In memoriam – remembering Chester Bennington

Posted on July 21, 2017
Pier at nighttime

Chester Bennington lead singer of band Linkin Park committed suicide on the  20th July 2017. He had been suffering from depression and hanged himself.

He was 41 years old and is survived by his wife and his 6 children.

I remember when I was 15/16 and growing up in East London when the norm was to love Garage music / hip hop (which I loved) but then a new movement called Rap-Metal came into the fore and bands like Limp Bizkit and especially for me Linkin Park were at the forefront of this new movement.

I loved the music, the mixture of heavy rock beats with rap lyrics was infectious to me. The lyrics spoke greatly to me at that age and its sad to hear that someone I grew up listening to has succumbed to his depression and committed suicide. It was a well known fact that he had suffered abuse at the hands of an older man when he was a child. This led to years of drugs and alcohol abuse which would have greatly contributed to his depression not maybe reacting positively to any treatment he would have undertaken. If you listen to a lot of his early music, songs like Crawling, One Step Closer, Numb all make quite subtle /not subtle references to the battles he faced.

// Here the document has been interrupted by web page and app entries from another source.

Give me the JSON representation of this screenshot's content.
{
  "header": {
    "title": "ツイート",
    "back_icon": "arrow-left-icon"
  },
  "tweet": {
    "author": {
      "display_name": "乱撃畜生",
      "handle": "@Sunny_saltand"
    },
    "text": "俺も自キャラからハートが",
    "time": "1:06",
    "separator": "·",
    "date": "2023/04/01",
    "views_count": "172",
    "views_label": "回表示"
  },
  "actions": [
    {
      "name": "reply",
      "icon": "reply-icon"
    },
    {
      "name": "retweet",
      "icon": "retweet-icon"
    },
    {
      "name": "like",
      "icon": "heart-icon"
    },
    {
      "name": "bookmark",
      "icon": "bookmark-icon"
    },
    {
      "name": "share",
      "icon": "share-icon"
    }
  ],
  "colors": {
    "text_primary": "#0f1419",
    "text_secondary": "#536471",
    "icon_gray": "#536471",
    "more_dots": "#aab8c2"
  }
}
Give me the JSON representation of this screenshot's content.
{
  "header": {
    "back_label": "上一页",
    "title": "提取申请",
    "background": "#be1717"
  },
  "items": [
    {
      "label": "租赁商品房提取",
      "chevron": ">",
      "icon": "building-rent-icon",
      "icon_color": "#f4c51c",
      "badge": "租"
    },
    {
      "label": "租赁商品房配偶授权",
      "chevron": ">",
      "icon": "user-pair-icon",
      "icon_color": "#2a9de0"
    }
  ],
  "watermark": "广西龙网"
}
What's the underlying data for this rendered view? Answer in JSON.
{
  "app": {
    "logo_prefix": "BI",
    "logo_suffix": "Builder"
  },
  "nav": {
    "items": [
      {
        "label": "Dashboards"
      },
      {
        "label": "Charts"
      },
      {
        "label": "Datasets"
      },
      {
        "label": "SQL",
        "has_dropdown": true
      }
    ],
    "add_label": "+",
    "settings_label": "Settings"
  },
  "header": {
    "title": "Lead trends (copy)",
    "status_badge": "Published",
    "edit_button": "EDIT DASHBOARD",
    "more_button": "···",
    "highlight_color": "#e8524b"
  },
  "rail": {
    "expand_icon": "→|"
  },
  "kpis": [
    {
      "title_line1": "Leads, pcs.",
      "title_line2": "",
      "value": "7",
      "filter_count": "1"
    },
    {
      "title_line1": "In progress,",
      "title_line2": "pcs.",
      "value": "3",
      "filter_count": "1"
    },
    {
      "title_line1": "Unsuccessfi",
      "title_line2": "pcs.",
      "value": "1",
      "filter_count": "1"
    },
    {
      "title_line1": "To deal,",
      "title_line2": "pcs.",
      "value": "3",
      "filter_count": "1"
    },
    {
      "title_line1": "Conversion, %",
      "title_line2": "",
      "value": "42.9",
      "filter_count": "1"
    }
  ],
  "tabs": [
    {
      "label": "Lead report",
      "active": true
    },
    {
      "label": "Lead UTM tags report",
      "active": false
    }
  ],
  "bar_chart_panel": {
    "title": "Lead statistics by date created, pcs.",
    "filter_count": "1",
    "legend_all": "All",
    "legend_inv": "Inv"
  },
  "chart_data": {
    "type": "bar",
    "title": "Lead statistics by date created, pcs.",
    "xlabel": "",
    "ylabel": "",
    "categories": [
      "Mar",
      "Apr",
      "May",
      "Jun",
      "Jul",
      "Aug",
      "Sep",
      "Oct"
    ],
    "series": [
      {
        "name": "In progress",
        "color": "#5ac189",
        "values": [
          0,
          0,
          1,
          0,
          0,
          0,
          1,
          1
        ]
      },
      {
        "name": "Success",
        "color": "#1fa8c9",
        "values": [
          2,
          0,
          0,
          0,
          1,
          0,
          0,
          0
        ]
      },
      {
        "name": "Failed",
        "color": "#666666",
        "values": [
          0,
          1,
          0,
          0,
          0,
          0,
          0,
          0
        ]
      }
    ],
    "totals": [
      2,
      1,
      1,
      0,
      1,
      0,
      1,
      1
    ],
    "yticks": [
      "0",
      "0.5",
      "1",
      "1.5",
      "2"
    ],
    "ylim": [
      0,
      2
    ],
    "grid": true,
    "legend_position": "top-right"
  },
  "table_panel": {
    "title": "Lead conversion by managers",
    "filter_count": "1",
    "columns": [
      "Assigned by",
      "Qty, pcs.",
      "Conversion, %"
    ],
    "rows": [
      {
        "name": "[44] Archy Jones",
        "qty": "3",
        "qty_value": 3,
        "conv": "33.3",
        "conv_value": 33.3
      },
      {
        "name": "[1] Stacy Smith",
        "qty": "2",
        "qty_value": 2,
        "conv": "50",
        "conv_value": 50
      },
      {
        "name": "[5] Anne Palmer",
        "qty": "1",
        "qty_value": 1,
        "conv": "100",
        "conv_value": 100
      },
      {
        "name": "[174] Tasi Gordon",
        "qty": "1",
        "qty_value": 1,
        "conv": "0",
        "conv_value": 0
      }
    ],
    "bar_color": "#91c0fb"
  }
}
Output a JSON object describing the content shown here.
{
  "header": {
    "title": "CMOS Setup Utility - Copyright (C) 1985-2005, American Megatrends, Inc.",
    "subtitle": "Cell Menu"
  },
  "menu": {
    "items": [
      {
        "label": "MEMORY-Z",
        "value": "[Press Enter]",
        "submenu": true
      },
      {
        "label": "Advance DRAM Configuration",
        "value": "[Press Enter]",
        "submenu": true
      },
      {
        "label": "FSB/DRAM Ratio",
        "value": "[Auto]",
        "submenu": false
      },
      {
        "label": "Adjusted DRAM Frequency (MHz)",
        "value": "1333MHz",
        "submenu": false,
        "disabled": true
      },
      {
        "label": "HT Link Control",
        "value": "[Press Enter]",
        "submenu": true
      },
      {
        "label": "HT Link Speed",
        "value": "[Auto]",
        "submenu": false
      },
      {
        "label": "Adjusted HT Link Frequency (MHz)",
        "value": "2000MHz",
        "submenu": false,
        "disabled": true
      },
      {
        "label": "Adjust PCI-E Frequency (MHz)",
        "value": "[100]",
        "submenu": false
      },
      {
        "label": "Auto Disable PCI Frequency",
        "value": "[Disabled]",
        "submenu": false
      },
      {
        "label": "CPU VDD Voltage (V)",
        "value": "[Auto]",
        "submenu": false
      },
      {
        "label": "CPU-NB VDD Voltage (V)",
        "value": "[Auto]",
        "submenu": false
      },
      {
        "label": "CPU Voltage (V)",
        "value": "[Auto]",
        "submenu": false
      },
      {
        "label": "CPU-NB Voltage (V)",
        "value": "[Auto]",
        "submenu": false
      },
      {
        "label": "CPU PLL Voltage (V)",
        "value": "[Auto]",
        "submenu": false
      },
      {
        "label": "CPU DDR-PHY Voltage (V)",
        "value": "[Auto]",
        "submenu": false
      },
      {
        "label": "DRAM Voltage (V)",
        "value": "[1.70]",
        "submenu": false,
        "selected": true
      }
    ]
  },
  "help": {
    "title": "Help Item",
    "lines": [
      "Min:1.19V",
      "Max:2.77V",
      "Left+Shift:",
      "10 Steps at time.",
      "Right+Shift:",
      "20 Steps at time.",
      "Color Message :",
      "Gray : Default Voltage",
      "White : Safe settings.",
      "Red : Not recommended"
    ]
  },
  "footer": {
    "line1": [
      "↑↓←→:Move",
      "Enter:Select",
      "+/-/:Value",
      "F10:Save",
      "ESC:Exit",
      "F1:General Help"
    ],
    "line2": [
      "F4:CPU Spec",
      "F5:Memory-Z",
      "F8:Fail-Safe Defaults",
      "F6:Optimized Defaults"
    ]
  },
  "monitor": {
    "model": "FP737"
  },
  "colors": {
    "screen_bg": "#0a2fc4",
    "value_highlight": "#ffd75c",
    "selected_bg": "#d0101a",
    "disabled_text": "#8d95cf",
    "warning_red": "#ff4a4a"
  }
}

Depression is still one of those Mental Health conditions (link to that people do not like to talk about for fear of being labelled or ostracised in society.  According to statistics Mixed anxiety & depression (link to the most common mental disorder in Britain, with 7.8% of people meeting criteria for diagnosis.  4-10% of people in England will experience depression in their lifetime. (Source:

Those committing suicide often do as a result of suffering from a mental health problem such as the ones outlined above. Often drug and alcohol abuse coupled with the awful abuse he endured in childhood would have been major contributing factors to his death. It is so important that we continue to battle against the stigma attached to people who suffer from depression and encourage people that are suffering to try and seek help as soon as possible. By friends, family, colleagues being mindful of those around them and creating an environment whereby people who are suffering are able to share their thoughts and feelings around this, it can help to continue de-stigmatising those who are suffering and increase the amount of people being able to speak about it.

Chester Bennington unfortunately succumbed and it shows that it doesn’t matter how rich or poor a person is, depression is something that if not talked about and a person helped, can lead to a person losing their life.

As he famously sang: “Crawling in my skin, these wounds they will not heal, fear is how i fall, confusing what is real”. Don’t let fear prevent you from seeking help when you need it most and lets do more to try and de-stigmatise depression.


Rest in Peace Chester.

Speak to an expert today

Share article